“Not paying your nanny taxes may seem like an easy way to save some money and not have to deal with the hassles of calculating and remitting taxes. Plus, if you don’t pay nanny taxes, how is anyone going to find out? Your nanny is on board as she gets a few extra dollars in her paycheck. You’re not running for political office or being nominated for a position in government. And those are only the people who get caught not paying nanny taxes, right?

Wrong.

There are a number of ways to easily get caught if you don’t pay nanny taxes. Most will end up with you paying much more in fines and penalties than in the actual tax responsibility you chose to ignore.”

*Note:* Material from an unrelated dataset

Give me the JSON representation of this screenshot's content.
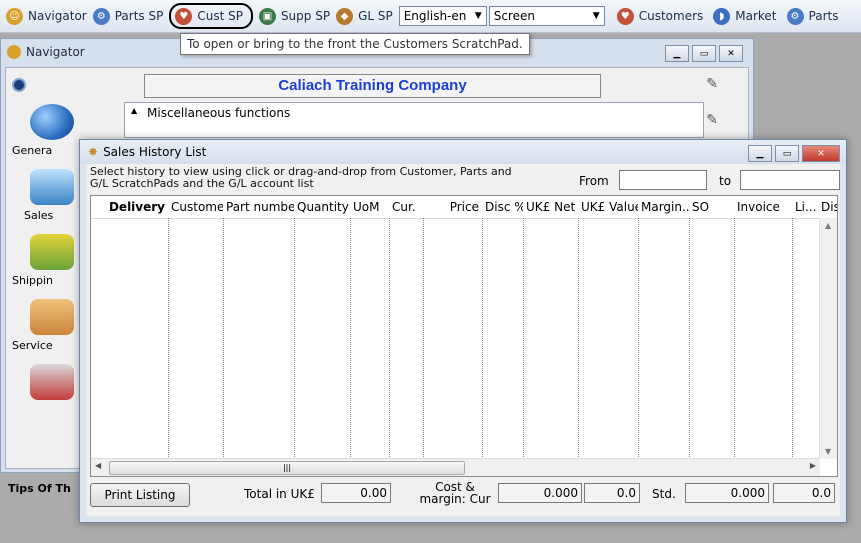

Our friends at GTM Payroll Services have laid it all our for you, and what can happen if you avoid Nanny Taxes.

Every January, we’re asked by both nannies and parents on how to file taxes as an employee / employer.  A nanny is considered a household employee and should receive a W-2. Many times both nannies and parents find this process confusing. There are some wonderful services out there to help both parties navigate the complicated world of nanny taxes.

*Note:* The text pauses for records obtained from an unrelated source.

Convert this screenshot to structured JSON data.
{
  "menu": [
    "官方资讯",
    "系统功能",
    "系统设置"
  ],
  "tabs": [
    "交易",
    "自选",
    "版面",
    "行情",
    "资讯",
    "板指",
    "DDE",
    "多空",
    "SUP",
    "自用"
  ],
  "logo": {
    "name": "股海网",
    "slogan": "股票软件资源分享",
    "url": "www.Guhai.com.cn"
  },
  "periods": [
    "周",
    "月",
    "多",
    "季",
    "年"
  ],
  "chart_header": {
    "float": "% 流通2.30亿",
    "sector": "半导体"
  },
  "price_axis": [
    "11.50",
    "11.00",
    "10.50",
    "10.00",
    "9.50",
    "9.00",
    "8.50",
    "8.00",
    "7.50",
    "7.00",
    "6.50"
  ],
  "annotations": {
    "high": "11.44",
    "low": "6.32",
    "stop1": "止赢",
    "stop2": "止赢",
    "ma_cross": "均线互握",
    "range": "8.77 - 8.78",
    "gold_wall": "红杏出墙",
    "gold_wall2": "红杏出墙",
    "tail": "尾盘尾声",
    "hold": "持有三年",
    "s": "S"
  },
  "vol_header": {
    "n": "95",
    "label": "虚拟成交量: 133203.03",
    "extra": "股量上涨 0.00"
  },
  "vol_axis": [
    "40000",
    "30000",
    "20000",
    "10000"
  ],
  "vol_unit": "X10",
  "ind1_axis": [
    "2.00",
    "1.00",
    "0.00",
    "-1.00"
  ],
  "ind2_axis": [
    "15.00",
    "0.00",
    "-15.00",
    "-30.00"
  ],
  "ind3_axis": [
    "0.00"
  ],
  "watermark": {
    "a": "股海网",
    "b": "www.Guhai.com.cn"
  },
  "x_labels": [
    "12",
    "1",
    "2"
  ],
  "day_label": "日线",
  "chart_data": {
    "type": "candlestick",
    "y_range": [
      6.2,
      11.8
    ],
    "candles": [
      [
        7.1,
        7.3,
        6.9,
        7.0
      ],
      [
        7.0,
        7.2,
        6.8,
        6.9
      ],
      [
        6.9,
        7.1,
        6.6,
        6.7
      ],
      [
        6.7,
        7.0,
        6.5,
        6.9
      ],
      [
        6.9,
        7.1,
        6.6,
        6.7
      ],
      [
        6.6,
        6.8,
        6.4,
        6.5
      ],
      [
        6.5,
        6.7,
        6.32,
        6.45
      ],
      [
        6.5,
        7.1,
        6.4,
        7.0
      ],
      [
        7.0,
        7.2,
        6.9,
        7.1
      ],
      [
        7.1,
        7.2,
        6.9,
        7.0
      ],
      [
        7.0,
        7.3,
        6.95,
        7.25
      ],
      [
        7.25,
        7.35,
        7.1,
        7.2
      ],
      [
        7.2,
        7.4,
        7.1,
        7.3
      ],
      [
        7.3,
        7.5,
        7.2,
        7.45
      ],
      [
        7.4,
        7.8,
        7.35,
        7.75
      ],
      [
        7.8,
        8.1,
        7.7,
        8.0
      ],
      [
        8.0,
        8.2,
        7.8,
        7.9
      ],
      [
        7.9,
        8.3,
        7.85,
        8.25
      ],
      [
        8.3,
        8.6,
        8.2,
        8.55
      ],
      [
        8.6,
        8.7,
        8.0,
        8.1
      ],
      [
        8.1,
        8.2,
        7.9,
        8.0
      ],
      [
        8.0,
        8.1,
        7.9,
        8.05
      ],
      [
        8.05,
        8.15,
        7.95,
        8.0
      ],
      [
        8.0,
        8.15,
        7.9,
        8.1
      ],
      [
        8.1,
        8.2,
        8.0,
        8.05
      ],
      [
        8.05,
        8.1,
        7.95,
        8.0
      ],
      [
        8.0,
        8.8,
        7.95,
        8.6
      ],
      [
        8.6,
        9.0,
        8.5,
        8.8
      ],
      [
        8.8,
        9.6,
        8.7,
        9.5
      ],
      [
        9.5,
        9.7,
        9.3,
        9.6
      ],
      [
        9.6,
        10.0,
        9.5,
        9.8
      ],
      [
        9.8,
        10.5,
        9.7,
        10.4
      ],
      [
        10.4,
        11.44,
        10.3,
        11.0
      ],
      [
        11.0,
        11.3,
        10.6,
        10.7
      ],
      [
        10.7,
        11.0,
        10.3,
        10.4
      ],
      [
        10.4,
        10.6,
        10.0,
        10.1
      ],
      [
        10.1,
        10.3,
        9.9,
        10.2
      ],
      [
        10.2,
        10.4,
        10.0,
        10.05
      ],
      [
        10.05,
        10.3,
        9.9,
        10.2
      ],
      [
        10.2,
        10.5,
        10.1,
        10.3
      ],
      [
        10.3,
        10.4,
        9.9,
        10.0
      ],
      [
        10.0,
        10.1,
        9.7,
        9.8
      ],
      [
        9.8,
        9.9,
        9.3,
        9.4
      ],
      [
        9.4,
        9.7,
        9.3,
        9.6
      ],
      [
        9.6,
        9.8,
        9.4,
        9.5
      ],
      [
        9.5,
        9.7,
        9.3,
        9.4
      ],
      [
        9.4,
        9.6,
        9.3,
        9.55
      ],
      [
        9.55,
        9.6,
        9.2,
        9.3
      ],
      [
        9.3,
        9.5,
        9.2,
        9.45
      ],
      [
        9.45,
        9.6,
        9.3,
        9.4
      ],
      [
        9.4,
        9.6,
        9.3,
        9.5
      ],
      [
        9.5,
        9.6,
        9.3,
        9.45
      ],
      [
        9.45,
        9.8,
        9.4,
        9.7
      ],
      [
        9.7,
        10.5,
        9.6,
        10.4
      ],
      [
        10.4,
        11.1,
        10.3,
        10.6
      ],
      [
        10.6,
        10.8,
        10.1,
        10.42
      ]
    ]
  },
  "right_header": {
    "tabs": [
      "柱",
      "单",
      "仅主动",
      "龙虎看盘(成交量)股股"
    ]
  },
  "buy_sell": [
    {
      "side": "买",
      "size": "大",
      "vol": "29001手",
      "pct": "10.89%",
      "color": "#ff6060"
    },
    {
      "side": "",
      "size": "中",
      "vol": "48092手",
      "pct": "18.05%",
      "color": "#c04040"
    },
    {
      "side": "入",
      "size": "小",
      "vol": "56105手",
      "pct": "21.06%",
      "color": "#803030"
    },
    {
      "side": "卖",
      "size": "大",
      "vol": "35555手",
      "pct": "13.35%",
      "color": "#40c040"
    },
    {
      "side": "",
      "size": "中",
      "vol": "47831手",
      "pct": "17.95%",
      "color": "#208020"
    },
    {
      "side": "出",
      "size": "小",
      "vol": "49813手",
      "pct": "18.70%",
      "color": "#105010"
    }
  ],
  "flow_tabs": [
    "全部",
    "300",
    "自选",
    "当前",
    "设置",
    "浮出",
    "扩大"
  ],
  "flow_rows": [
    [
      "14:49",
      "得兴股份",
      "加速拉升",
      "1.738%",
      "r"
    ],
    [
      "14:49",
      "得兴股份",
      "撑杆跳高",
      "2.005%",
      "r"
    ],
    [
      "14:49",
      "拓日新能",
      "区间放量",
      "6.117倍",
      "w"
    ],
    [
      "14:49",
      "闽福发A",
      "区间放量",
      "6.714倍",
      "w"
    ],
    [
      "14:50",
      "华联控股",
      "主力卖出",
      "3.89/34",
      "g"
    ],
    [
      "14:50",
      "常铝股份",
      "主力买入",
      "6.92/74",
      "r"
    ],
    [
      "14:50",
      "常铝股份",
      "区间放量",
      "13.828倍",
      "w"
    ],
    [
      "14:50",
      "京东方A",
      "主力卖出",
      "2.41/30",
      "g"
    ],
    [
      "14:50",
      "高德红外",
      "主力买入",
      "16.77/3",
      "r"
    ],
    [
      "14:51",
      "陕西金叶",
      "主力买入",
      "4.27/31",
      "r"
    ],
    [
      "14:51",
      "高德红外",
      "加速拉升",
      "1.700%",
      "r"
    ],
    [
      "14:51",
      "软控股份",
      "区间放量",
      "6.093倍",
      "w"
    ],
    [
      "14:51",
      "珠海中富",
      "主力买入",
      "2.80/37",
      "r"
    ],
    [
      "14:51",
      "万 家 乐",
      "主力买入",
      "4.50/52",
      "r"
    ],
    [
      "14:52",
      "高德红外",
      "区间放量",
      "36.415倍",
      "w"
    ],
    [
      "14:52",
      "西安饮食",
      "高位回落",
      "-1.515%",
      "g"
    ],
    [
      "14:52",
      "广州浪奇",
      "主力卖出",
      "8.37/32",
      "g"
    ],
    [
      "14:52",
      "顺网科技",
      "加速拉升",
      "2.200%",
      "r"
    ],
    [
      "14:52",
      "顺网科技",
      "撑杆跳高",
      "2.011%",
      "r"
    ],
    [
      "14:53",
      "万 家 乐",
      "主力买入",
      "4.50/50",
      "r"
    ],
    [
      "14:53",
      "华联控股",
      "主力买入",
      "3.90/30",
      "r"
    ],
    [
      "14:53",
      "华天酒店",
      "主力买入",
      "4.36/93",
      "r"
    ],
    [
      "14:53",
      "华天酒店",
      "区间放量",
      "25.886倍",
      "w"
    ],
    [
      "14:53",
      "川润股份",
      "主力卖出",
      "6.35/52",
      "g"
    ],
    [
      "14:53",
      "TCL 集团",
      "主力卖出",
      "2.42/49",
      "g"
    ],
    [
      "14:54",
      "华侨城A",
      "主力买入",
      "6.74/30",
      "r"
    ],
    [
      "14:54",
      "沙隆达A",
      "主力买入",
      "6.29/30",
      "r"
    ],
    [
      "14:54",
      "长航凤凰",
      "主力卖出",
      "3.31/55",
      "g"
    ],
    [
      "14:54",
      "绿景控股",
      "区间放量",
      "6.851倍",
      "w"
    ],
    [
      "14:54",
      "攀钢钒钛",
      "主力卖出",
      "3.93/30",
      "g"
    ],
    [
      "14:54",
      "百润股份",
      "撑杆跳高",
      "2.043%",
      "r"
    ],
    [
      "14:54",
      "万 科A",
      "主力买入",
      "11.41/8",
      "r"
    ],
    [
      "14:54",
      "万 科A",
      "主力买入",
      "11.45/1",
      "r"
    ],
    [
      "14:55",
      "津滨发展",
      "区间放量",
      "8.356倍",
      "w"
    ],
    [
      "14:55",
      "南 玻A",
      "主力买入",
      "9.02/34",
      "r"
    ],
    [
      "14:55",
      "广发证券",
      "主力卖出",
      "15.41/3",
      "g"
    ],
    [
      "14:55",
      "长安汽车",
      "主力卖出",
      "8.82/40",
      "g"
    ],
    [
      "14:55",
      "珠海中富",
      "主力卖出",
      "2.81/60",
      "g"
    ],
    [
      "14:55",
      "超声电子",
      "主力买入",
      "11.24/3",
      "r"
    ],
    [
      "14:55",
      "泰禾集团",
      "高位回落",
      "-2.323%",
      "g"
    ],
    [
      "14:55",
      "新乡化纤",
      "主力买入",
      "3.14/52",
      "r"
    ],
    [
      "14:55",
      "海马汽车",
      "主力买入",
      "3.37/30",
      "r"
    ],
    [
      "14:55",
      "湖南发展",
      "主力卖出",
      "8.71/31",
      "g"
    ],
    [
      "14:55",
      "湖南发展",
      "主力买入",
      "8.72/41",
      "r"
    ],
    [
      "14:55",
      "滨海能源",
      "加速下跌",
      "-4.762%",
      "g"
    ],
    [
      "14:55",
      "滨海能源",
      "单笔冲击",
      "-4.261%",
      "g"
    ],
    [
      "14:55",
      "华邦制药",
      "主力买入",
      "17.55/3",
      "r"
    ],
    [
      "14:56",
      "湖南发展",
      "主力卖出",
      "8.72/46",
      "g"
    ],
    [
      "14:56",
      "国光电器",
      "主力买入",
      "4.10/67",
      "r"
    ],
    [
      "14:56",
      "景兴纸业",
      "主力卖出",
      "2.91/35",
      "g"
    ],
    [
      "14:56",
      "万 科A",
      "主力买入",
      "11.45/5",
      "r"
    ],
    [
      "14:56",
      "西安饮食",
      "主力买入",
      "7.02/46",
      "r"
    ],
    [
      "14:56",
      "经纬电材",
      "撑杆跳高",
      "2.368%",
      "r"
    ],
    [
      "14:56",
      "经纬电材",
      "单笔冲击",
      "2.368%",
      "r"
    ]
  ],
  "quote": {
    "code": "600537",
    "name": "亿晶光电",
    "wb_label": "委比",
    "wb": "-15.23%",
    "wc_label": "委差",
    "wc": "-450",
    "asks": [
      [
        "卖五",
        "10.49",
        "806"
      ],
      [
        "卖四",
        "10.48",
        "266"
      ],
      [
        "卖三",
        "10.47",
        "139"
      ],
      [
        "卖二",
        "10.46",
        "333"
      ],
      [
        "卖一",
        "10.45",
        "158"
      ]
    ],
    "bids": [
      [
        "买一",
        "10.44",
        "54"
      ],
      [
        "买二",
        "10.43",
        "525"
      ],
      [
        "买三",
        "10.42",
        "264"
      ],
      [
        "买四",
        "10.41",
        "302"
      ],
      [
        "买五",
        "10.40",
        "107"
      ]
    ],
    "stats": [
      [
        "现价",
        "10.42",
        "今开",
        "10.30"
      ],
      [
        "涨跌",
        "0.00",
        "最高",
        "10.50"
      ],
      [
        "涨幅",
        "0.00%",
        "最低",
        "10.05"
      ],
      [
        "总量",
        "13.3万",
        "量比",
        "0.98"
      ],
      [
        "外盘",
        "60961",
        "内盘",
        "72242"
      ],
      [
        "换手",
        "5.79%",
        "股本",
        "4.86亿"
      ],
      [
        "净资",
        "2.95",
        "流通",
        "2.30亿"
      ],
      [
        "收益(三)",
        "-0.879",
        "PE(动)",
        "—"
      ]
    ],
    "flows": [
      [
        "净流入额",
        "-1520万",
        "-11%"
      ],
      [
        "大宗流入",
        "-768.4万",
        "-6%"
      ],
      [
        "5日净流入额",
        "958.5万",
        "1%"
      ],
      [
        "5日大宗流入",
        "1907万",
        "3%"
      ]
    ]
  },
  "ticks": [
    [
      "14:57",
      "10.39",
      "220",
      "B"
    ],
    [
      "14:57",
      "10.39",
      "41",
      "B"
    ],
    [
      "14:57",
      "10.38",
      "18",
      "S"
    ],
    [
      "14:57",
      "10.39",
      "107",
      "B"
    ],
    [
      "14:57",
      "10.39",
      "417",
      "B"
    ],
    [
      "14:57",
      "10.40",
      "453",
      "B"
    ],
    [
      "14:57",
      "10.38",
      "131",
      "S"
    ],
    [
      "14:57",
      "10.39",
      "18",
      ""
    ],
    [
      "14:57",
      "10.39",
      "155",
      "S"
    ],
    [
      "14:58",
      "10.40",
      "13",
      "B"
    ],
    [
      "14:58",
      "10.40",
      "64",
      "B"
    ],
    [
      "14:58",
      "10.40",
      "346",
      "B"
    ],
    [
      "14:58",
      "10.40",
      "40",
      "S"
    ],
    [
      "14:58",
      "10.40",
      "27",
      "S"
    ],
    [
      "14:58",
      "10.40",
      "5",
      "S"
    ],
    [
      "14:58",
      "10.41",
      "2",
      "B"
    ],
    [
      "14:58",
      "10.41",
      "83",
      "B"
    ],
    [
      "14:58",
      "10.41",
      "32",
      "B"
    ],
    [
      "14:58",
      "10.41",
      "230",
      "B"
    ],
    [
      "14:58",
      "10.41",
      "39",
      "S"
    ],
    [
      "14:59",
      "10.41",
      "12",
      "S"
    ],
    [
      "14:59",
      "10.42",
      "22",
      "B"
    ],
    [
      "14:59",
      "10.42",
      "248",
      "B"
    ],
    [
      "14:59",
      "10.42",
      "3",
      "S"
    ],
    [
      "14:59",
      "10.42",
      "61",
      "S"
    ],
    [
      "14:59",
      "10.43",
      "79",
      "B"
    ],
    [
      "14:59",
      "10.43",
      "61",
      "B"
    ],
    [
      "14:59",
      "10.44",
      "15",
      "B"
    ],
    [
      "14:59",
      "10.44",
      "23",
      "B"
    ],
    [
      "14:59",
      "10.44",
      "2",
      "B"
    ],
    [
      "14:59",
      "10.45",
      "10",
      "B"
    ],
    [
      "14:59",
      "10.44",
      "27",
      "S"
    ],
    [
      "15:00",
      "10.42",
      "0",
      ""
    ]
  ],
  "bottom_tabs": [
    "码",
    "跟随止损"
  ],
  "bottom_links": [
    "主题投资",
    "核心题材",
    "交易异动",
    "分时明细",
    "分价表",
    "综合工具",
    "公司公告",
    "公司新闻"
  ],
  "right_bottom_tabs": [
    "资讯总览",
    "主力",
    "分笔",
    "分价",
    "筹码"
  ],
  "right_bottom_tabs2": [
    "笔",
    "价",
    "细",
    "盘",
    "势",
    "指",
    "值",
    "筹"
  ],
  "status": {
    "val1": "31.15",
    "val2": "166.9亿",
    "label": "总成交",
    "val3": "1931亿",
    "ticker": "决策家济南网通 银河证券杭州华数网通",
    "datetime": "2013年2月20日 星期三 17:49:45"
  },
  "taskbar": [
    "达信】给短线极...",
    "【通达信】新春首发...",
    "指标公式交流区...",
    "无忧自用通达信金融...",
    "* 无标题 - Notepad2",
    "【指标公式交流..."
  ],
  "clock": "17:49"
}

Still unsure what you need to do? Our friends at HomeWork Solutions have a wonderful library of resources with all the answers.

Paying Your Nanny Legally is the Right Thing to Do 

Why You Can’t Give Your Nanny a 1099

What to do when you don’t get a W-2

Summer is almost here!  If you are taking a vacation with your nanny you should know how to handle her payroll.  If you are looking for a summer nanny to travel with you TLC For Kids can help.

Thank you to Breedlove and Associates for explaining the labor laws for travel to us!

THE LAW

When accompanying an employer on a trip – whether a vacation or a business trip – an employee must be compensated for all hours worked during the trip, including the time spent traveling to the destination. If the employee’s working time exceeds 40 hours in a 7-day period, the employer must pay the employee for the overtime hours at the time-and-a-half rate. In addition to the regular and overtime pay, the employer is responsible for the employee’s traveling expenses, including airfare and hotel accommodations. These expenses are covered by the employer because the employee would not have incurred these expenses on her own.

A traveling employee does not need to be compensated during her “free time,” which is defined as time when she is not responsible for her charges and she has complete freedom to go and do whatever she pleases.